## Exercise details
Please repeat the data exactly. Any picture in it stays out.
---- Data to process
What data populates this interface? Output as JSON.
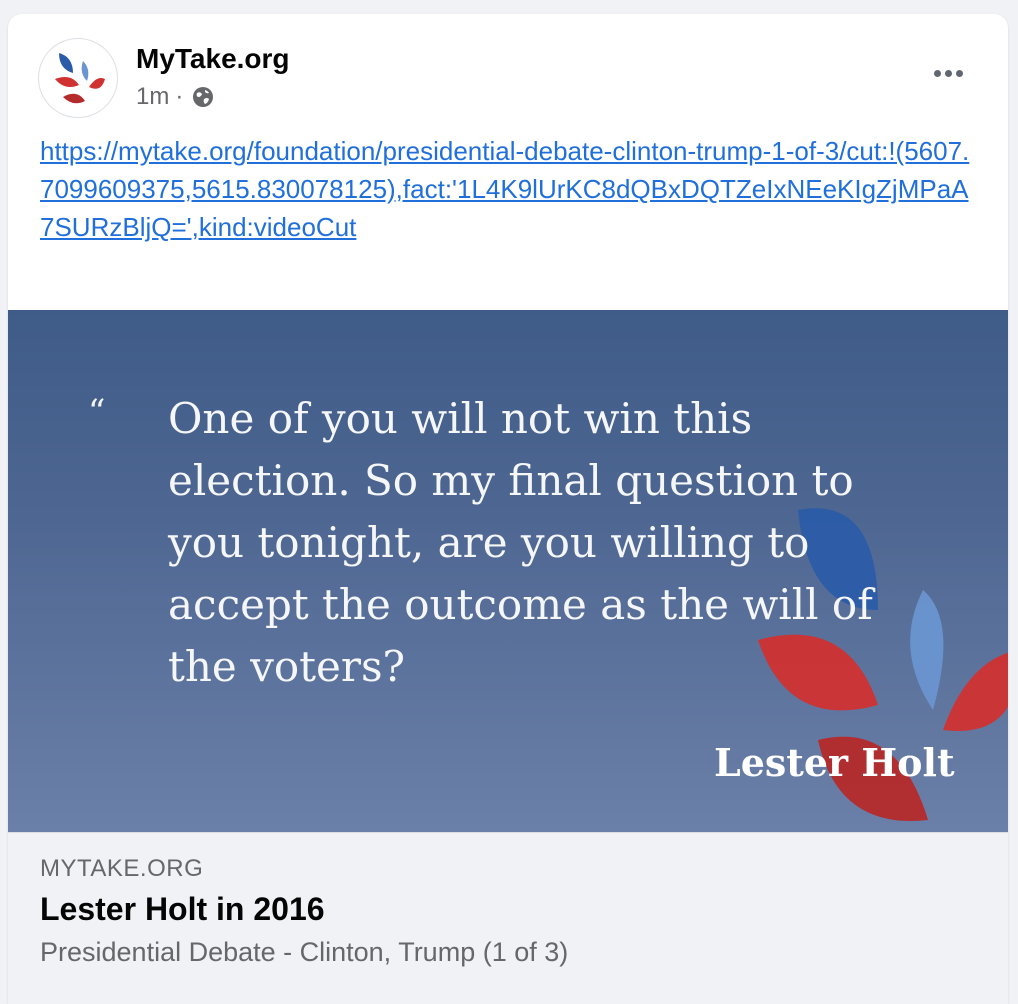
{
  "post": {
    "page_name": "MyTake.org",
    "timestamp": "1m",
    "separator": "·",
    "audience_icon": "globe-icon",
    "more_icon": "more-options-icon",
    "link_url": "https://mytake.org/foundation/presidential-debate-clinton-trump-1-of-3/cut:!(5607.7099609375,5615.830078125),fact:'1L4K9lUrKC8dQBxDQTZeIxNEeKIgZjMPaA7SURzBljQ=',kind:videoCut"
  },
  "preview_image": {
    "quote_mark": "“",
    "quote": "One of you will not win this election. So my final question to you tonight, are you willing to accept the outcome as the will of the voters?",
    "speaker": "Lester Holt",
    "colors": {
      "background": "#4e6792",
      "leaf_blue": "#2a5ba8",
      "leaf_light_blue": "#6a95d0",
      "leaf_red": "#d03232"
    }
  },
  "link_preview": {
    "domain": "MYTAKE.ORG",
    "title": "Lester Holt in 2016",
    "description": "Presidential Debate - Clinton, Trump (1 of 3)"
  }
}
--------
## Your response
What data populates this interface? Output as JSON.
{
  "post": {
    "page_name": "MyTake.org",
    "timestamp": "1m",
    "separator": "·",
    "audience_icon": "globe-icon",
    "more_icon": "more-options-icon",
    "link_url": "https://mytake.org/foundation/presidential-debate-clinton-trump-1-of-3/cut:!(5607.7099609375,5615.830078125),fact:'1L4K9lUrKC8dQBxDQTZeIxNEeKIgZjMPaA7SURzBljQ=',kind:videoCut"
  },
  "preview_image": {
    "quote_mark": "“",
    "quote": "One of you will not win this election. So my final question to you tonight, are you willing to accept the outcome as the will of the voters?",
    "speaker": "Lester Holt",
    "colors": {
      "background": "#4e6792",
      "leaf_blue": "#2a5ba8",
      "leaf_light_blue": "#6a95d0",
      "leaf_red": "#d03232"
    }
  },
  "link_preview": {
    "domain": "MYTAKE.ORG",
    "title": "Lester Holt in 2016",
    "description": "Presidential Debate - Clinton, Trump (1 of 3)"
  }
}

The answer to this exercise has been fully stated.